Simple filtering: I use a lot of rules in Mail to direct my mail into the appropriate slots. I know that Boolean logic can get confusing, but Mail could offer an expert mode for creating rules like “If (A or B) not C” Yes, I know that Mailsmith can do this. I also know that Mailsmith has no support for Japanese. i18n is a real bright spot in Mail: before Mail, e-mail containing Japanese was a frequent PITA. I still have occasional problems with it, but the problem is mostly solved.

No queue for outgoing mail: This is another one of those Eudora features I miss. With Eudora, it was possible to write a message and queue it for delivery later (indeed, this was the default, though it was also possible to send immediately). Not with Mail: you send it, it’s gone. A five-minute grace period would save a lot of mistakes.

So far, these complaints are just of the “this is broken” variety. There are lots of ways Mail could actually be innovative.

Presentation of threads: This is one thing where gmail is out in front: it shows “conversations,” including both messages you received and sent as part of the conversation. Even if Mail would show all the messages in a mailing-list thread in one window—ideally with proper threading indicated—I’d be very happy. If it could go a step further and strip off all the detritus of footers and excess quoting, I’d be amazed.

Mailing-list handling: As long as we’re talking about mailing lists, Mail should be smart enough to recognize “hey, you’ve subscribed to a mailing list” and offer to set up special mailboxes and filters for it. Since almost all mailing lists run on a handful of platforms (Yahoo Groups, Google Groups, Mailman, and maybe one or two others), it should be possible to create special actions for quitting a list, etc, so that newbies who subscribe to a list they then decide to leave don’t post annoyed and annoying messages to the list asking “how do I leave this list?” (actually, this suggests a whole xmlrpc mechanism for managing lists, but that’s a topic for another day).

Ad-hoc mailing lists: this could be dangerous in the wrong hands, but sometimes it is useful to have a mailing list for a short period of time and a small number of people. With the right rules and actions, a mail client could emulate a mailing list well enough. There should be a quick way to set this up.

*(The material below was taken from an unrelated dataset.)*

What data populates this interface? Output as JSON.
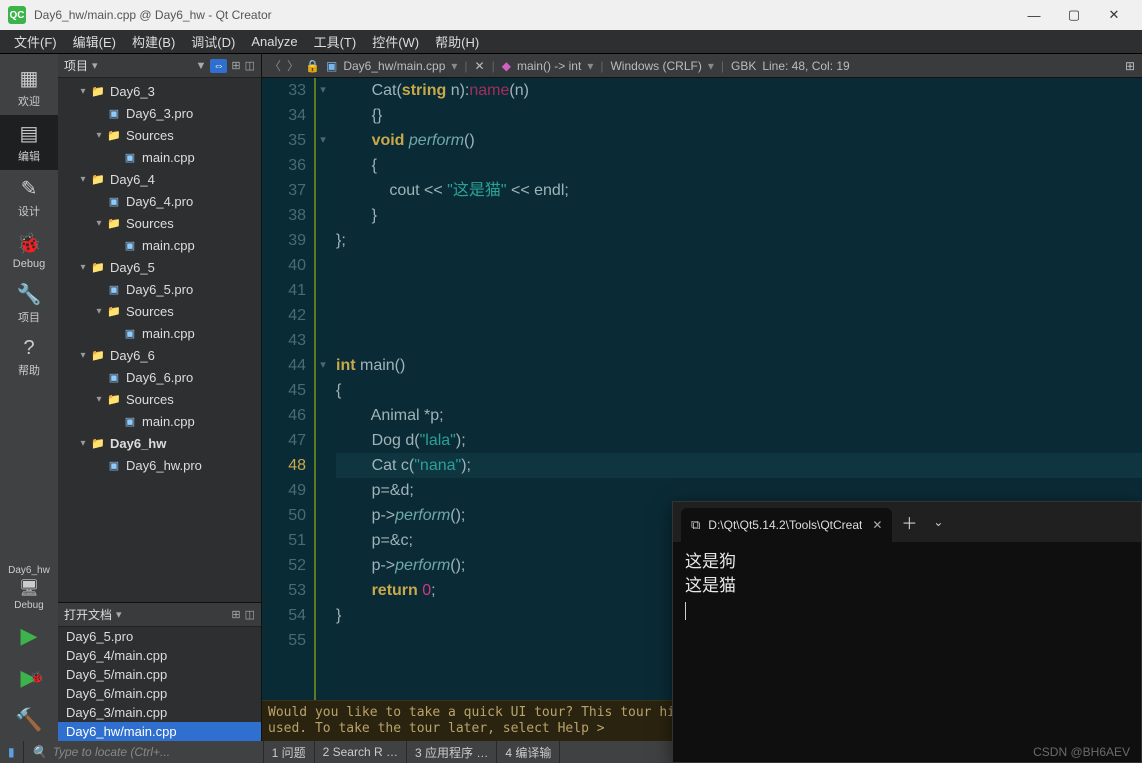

Alternate views: It could be useful (or at least interesting) to be able to view my mail database in calendrical form. Or by person. It would be interesting, for example, to see a histogram of all the mail exchanged between me and Gwen over time.